-Aleister Crowley-

This summer I’ve spent quite a few nights at the old family farm house.  In the backyard, my Dad has been nursing two tomato plants.  Even with all of his tender love and care, specifically spending his time to make sure he’d have bright, red and juicy tomatoes to put on the dinner table, the plant that’s producing the most fruit is the one left alone in a bucket by the window.  All summer he’s left it untouched, thinking that by properly caring for the other two plants, it would mean they’d develop the most successful fruits.  But all he needed to do for the other two was initially cultivate the seeds, give them a kiss of water, a hug of sunshine, pat the soil and whisper “You’re on your own now; learn how to grow strong stems and flavorful fruit.  I will be here when you go through a storm or a drought, to help rebuild and replant; but for now, trust in your strength and the strength of your creator to meaningfully fulfill your purpose as a tomato plant.”

So what do tomato plants have to do with summer time besides how good they taste on a homemade pizza? Personal growth can’t be gained when someone does all of the work for you.  To truly flourish, you need to let go of the nourishment from your parents and your other crutches in life; you must find what makes you buzz, come alive and continuously produce fruit even when you must go through those inevitable transitional periods of drought.  The transition from childhood to adulthood isn’t easy, and the easiness of always running to your parents for money or asking them to make decisions for you will never allow you to develop your own unique fruit.  Neither will staying indoors watching re-runs of Boy Meets World and Mythbusters allow you room to grow when you’re cut off from the sunlight begging you to explore outside and see how you can spread your fruit to others.

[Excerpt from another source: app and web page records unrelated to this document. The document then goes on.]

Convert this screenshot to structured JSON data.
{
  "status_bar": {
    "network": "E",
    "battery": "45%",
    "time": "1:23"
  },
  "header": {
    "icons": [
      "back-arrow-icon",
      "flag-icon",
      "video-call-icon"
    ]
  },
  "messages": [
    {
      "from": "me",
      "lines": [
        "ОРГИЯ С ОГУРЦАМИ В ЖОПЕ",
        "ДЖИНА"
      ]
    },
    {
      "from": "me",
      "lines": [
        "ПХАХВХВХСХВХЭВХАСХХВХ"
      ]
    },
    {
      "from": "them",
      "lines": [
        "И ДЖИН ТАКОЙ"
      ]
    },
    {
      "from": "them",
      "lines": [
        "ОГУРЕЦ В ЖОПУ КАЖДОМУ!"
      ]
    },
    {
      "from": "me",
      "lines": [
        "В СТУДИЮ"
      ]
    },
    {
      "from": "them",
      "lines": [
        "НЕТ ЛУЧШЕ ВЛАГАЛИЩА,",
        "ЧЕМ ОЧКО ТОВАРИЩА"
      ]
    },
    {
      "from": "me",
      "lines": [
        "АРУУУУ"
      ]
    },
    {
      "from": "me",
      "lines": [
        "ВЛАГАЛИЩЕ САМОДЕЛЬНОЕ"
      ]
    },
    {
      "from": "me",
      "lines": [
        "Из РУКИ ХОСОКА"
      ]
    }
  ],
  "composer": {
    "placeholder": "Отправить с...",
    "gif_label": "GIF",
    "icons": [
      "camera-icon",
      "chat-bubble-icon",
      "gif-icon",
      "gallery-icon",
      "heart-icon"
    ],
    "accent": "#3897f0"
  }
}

Save those Netflix marathons for a stormy night after a long day of work.

Now that I’m back in a vulnerable state of transition again, the tomato plants left untouched in the bucket are a reminder of the gift my parents gave me: support, solitude, and space to grow.  It’s when we leave old areas of comfort, enter the scariness of the world outside of the window and trust in the unknown that we’ll truly learn how to consistently produce fruits in the present and cultivate our own seeds in the future.  To find your path which will lead you to produce healthy and hearty tomatoes, you must be willing to let go of what pulls you down and drags you back to unhealthy pasts and habits.  Be still; be present. Water your soul; rest in the light.

Fresh Margherita Pizza

1 frozen pizza crust (recommend Augustine’s)
2 tbsp olive oil
1/2 bag shredded mozzarella
1/4 cup grated parmesan
2 vine-ripened tomatoes
1/2 vidalia onion, sliced
10 leaves of fresh basil
2 cloves of garlic
salt & pepper to taste

Sprinkle the crust with part of the olive oil and top with the mozzarella.  Evenly spread out the tomatoes, onions, basil and garlic on top of the mozzarella.  Add the sprinkle cheese, salt and pepper to the pizza toppings and top off with the remaining olive oil.

Bake in oven for 10-15 minutes at 400 degrees F.

Galatians 5: 22-23 “But the fruit of the Spirit is love, joy, peace, forbearance, kindness, goodness, faithfulness, 23 gentleness and self-control. Against such things there is no law.”